Technical training includes teaching new employees your internal systems, such as your POS. To best do this, remember that different people have different learning styles. Learn Alberta breaks these styles into categories, including:

  • Visual: Learning by watching someone else perform a task.
  • Repetition: Learning by repeatedly doing something by yourself and adjusting to any mistakes.
  • Reading: Learning by studying a guide or manual.

The best training implements every learning style. You can also look at restaurants for examples of technical training, as even experienced servers need to learn new menus. This can be accomplished with a mix of all three learning styles:

  • Explain menu items to new servers.

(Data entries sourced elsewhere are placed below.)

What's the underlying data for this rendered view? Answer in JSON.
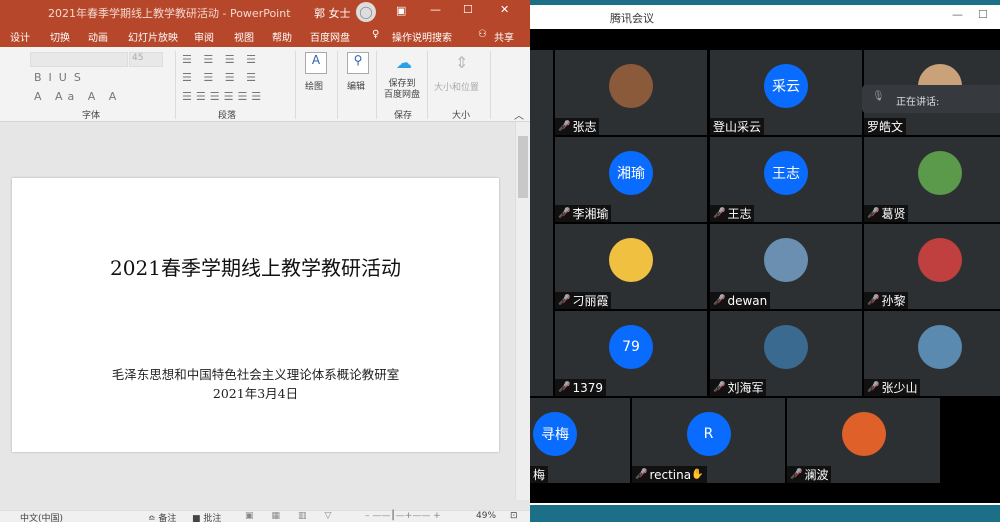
{
  "ppt": {
    "window_title": "2021年春季学期线上教学教研活动 - PowerPoint",
    "user": "郭 女士",
    "menu": [
      "设计",
      "切换",
      "动画",
      "幻灯片放映",
      "审阅",
      "视图",
      "帮助",
      "百度网盘"
    ],
    "tell_me": "操作说明搜索",
    "share": "共享",
    "font_size": "45",
    "groups": {
      "font": "字体",
      "paragraph": "段落",
      "save": "保存",
      "size": "大小"
    },
    "buttons": {
      "draw": "绘图",
      "edit": "编辑",
      "save_baidu": "保存到\n百度网盘",
      "size_position": "大小和位置"
    },
    "slide": {
      "title": "2021春季学期线上教学教研活动",
      "subtitle": "毛泽东思想和中国特色社会主义理论体系概论教研室",
      "date": "2021年3月4日"
    },
    "status": {
      "language": "中文(中国)",
      "notes": "备注",
      "comments": "批注",
      "zoom": "49%"
    }
  },
  "meeting": {
    "title": "腾讯会议",
    "speaking_label": "正在讲话:",
    "accent": "#0a6cff",
    "rows": [
      [
        {
          "name": "张志",
          "avatar": "photo",
          "muted": true
        },
        {
          "name": "登山采云",
          "avatar": "采云",
          "muted": false
        },
        {
          "name": "罗皓文",
          "avatar": "photo",
          "muted": false
        }
      ],
      [
        {
          "name": "李湘瑜",
          "avatar": "湘瑜",
          "muted": true
        },
        {
          "name": "王志",
          "avatar": "王志",
          "muted": true
        },
        {
          "name": "葛贤",
          "avatar": "photo",
          "muted": true
        }
      ],
      [
        {
          "name": "刁丽霞",
          "avatar": "photo",
          "muted": true
        },
        {
          "name": "dewan",
          "avatar": "photo",
          "muted": true
        },
        {
          "name": "孙黎",
          "avatar": "photo",
          "muted": true
        }
      ],
      [
        {
          "name": "1379",
          "avatar": "79",
          "muted": true
        },
        {
          "name": "刘海军",
          "avatar": "photo",
          "muted": true
        },
        {
          "name": "张少山",
          "avatar": "photo",
          "muted": true
        }
      ]
    ],
    "bottom": [
      {
        "name": "梅",
        "avatar": "寻梅",
        "muted": false
      },
      {
        "name": "rectina",
        "avatar": "R",
        "muted": true,
        "hand": true
      },
      {
        "name": "澜波",
        "avatar": "photo",
        "muted": true
      }
    ]
  }
}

Also, let them see and taste items.
  • Allow new servers to take orders with support from a trainer. This helps them identify and answer typical menu-based questions.
  • Offer take-home study guides. Provide copies of the menu and ingredient lists for take-home study.

Tests can also be used to aid learning. According to Indeed, though, some testing can actually hinder the ability to learn. Testing is a useful tool but shouldn’t be overly relied upon. Focus on slow, flexible training that can be adjusted to suit each trainee.

Soft skills best strategies

Beyond technical systems, new employees also need to learn about your company so they can feel like a part of the team. You can retain more employees by communicating a strong company culture. Developing your company culture will lead to happier, more loyal employees.

We can again look at restaurants. Rather than simply training a server in their job, carve out time for them to shadow different employees:

  • Kitchen staff
  • Food runners
  • Bussers
  • Bartenders
  • Hosts
  • Managers

By understanding how the entire restaurant runs, they will understand the company better. Also, by giving new hires time with different trainers, you provide them with a chance to start forming co-worker relationships that will help them as they grow.

Collaborative design

Understanding your goals is the first step to designing an effective training program. Don’t be afraid to talk to your current staff and see what worked and didn’t during their training. This collaboration can help your training be as effective as possible today and into the future.